Segment Start: The input

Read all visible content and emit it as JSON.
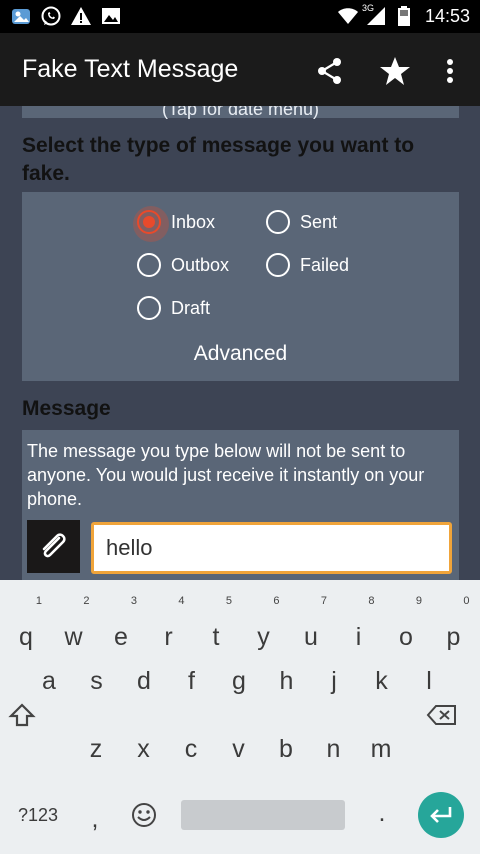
{
  "status_bar": {
    "time": "14:53",
    "network": "3G",
    "icons_left": [
      "gallery-notification-icon",
      "whatsapp-icon",
      "warning-icon",
      "image-icon"
    ],
    "icons_right": [
      "wifi-icon",
      "signal-icon",
      "battery-icon"
    ]
  },
  "app_bar": {
    "title": "Fake Text Message",
    "actions": [
      "share-icon",
      "star-icon",
      "overflow-menu-icon"
    ]
  },
  "content": {
    "prev_hint": "(Tap for date menu)",
    "type_heading": "Select the type of message you want to fake.",
    "message_types": [
      {
        "label": "Inbox",
        "checked": true
      },
      {
        "label": "Sent",
        "checked": false
      },
      {
        "label": "Outbox",
        "checked": false
      },
      {
        "label": "Failed",
        "checked": false
      },
      {
        "label": "Draft",
        "checked": false
      }
    ],
    "advanced_label": "Advanced",
    "message_heading": "Message",
    "message_info": "The message you type below will not be sent to anyone. You would just receive it instantly on your phone.",
    "message_value": "hello"
  },
  "colors": {
    "accent": "#e84a2c",
    "input_border": "#f0a43a",
    "panel": "#5a6677",
    "background": "#3d4454",
    "keyboard_enter": "#26a69a"
  },
  "keyboard": {
    "row1": [
      "q",
      "w",
      "e",
      "r",
      "t",
      "y",
      "u",
      "i",
      "o",
      "p"
    ],
    "row1_hints": [
      "1",
      "2",
      "3",
      "4",
      "5",
      "6",
      "7",
      "8",
      "9",
      "0"
    ],
    "row2": [
      "a",
      "s",
      "d",
      "f",
      "g",
      "h",
      "j",
      "k",
      "l"
    ],
    "row3": [
      "z",
      "x",
      "c",
      "v",
      "b",
      "n",
      "m"
    ],
    "symbols_label": "?123",
    "comma": ",",
    "period": "."
  }
}
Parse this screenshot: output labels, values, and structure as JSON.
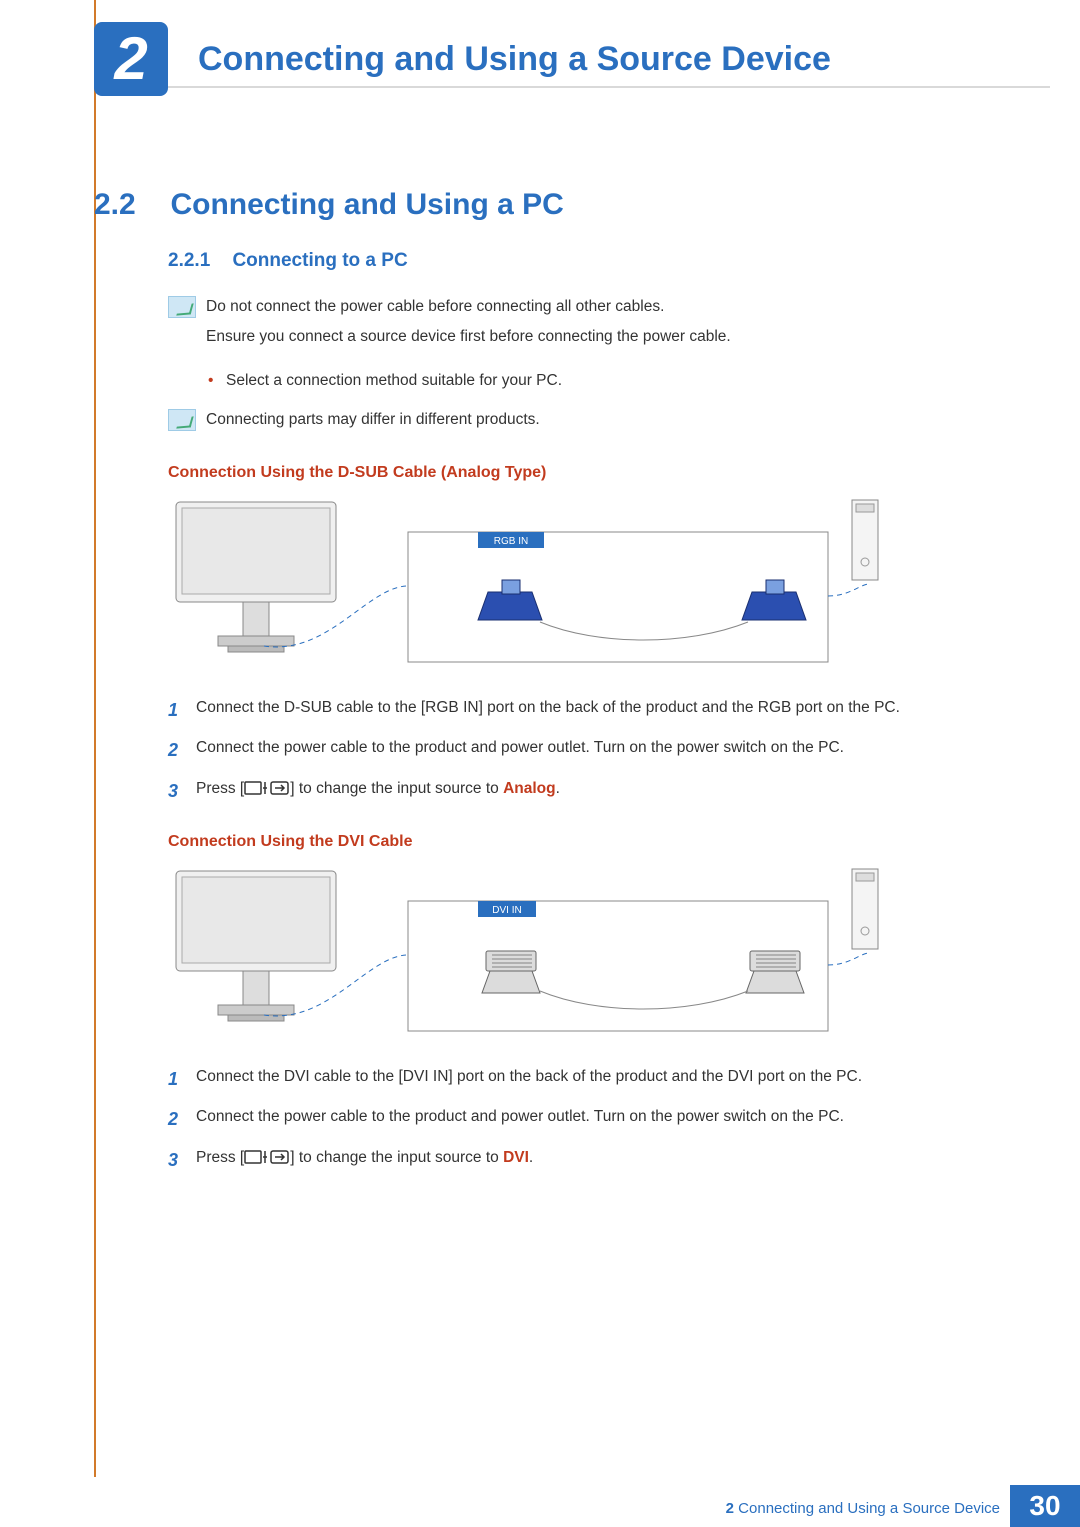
{
  "chapter": {
    "number": "2",
    "title": "Connecting and Using a Source Device"
  },
  "section": {
    "number": "2.2",
    "title": "Connecting and Using a PC"
  },
  "subsection": {
    "number": "2.2.1",
    "title": "Connecting to a PC"
  },
  "notes": {
    "a_line1": "Do not connect the power cable before connecting all other cables.",
    "a_line2": "Ensure you connect a source device first before connecting the power cable.",
    "bullet": "Select a connection method suitable for your PC.",
    "b": "Connecting parts may differ in different products."
  },
  "dsub": {
    "heading": "Connection Using the D-SUB Cable (Analog Type)",
    "port_label": "RGB IN",
    "steps": {
      "s1": "Connect the D-SUB cable to the [RGB IN] port on the back of the product and the RGB port on the PC.",
      "s2": "Connect the power cable to the product and power outlet. Turn on the power switch on the PC.",
      "s3_pre": "Press [",
      "s3_post": "] to change the input source to ",
      "s3_val": "Analog",
      "s3_end": "."
    }
  },
  "dvi": {
    "heading": "Connection Using the DVI Cable",
    "port_label": "DVI IN",
    "steps": {
      "s1": "Connect the DVI cable to the [DVI IN] port on the back of the product and the DVI port on the PC.",
      "s2": "Connect the power cable to the product and power outlet. Turn on the power switch on the PC.",
      "s3_pre": "Press [",
      "s3_post": "] to change the input source to ",
      "s3_val": "DVI",
      "s3_end": "."
    }
  },
  "footer": {
    "chapter_ref": "2",
    "title_ref": "Connecting and Using a Source Device",
    "page": "30"
  },
  "colors": {
    "brand_blue": "#2a6fbf",
    "accent_orange": "#c23b1e"
  }
}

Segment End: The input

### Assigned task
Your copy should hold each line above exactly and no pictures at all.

### Exercise answer
Read all visible content and emit it as JSON.
{
  "status_bar": {
    "time": "14:53",
    "network": "3G",
    "icons_left": [
      "gallery-notification-icon",
      "whatsapp-icon",
      "warning-icon",
      "image-icon"
    ],
    "icons_right": [
      "wifi-icon",
      "signal-icon",
      "battery-icon"
    ]
  },
  "app_bar": {
    "title": "Fake Text Message",
    "actions": [
      "share-icon",
      "star-icon",
      "overflow-menu-icon"
    ]
  },
  "content": {
    "prev_hint": "(Tap for date menu)",
    "type_heading": "Select the type of message you want to fake.",
    "message_types": [
      {
        "label": "Inbox",
        "checked": true
      },
      {
        "label": "Sent",
        "checked": false
      },
      {
        "label": "Outbox",
        "checked": false
      },
      {
        "label": "Failed",
        "checked": false
      },
      {
        "label": "Draft",
        "checked": false
      }
    ],
    "advanced_label": "Advanced",
    "message_heading": "Message",
    "message_info": "The message you type below will not be sent to anyone. You would just receive it instantly on your phone.",
    "message_value": "hello"
  },
  "colors": {
    "accent": "#e84a2c",
    "input_border": "#f0a43a",
    "panel": "#5a6677",
    "background": "#3d4454",
    "keyboard_enter": "#26a69a"
  },
  "keyboard": {
    "row1": [
      "q",
      "w",
      "e",
      "r",
      "t",
      "y",
      "u",
      "i",
      "o",
      "p"
    ],
    "row1_hints": [
      "1",
      "2",
      "3",
      "4",
      "5",
      "6",
      "7",
      "8",
      "9",
      "0"
    ],
    "row2": [
      "a",
      "s",
      "d",
      "f",
      "g",
      "h",
      "j",
      "k",
      "l"
    ],
    "row3": [
      "z",
      "x",
      "c",
      "v",
      "b",
      "n",
      "m"
    ],
    "symbols_label": "?123",
    "comma": ",",
    "period": "."
  }
}
Parse this screenshot: output labels, values, and structure as JSON.
{
  "chapter": {
    "number": "2",
    "title": "Connecting and Using a Source Device"
  },
  "section": {
    "number": "2.2",
    "title": "Connecting and Using a PC"
  },
  "subsection": {
    "number": "2.2.1",
    "title": "Connecting to a PC"
  },
  "notes": {
    "a_line1": "Do not connect the power cable before connecting all other cables.",
    "a_line2": "Ensure you connect a source device first before connecting the power cable.",
    "bullet": "Select a connection method suitable for your PC.",
    "b": "Connecting parts may differ in different products."
  },
  "dsub": {
    "heading": "Connection Using the D-SUB Cable (Analog Type)",
    "port_label": "RGB IN",
    "steps": {
      "s1": "Connect the D-SUB cable to the [RGB IN] port on the back of the product and the RGB port on the PC.",
      "s2": "Connect the power cable to the product and power outlet. Turn on the power switch on the PC.",
      "s3_pre": "Press [",
      "s3_post": "] to change the input source to ",
      "s3_val": "Analog",
      "s3_end": "."
    }
  },
  "dvi": {
    "heading": "Connection Using the DVI Cable",
    "port_label": "DVI IN",
    "steps": {
      "s1": "Connect the DVI cable to the [DVI IN] port on the back of the product and the DVI port on the PC.",
      "s2": "Connect the power cable to the product and power outlet. Turn on the power switch on the PC.",
      "s3_pre": "Press [",
      "s3_post": "] to change the input source to ",
      "s3_val": "DVI",
      "s3_end": "."
    }
  },
  "footer": {
    "chapter_ref": "2",
    "title_ref": "Connecting and Using a Source Device",
    "page": "30"
  },
  "colors": {
    "brand_blue": "#2a6fbf",
    "accent_orange": "#c23b1e"
  }
}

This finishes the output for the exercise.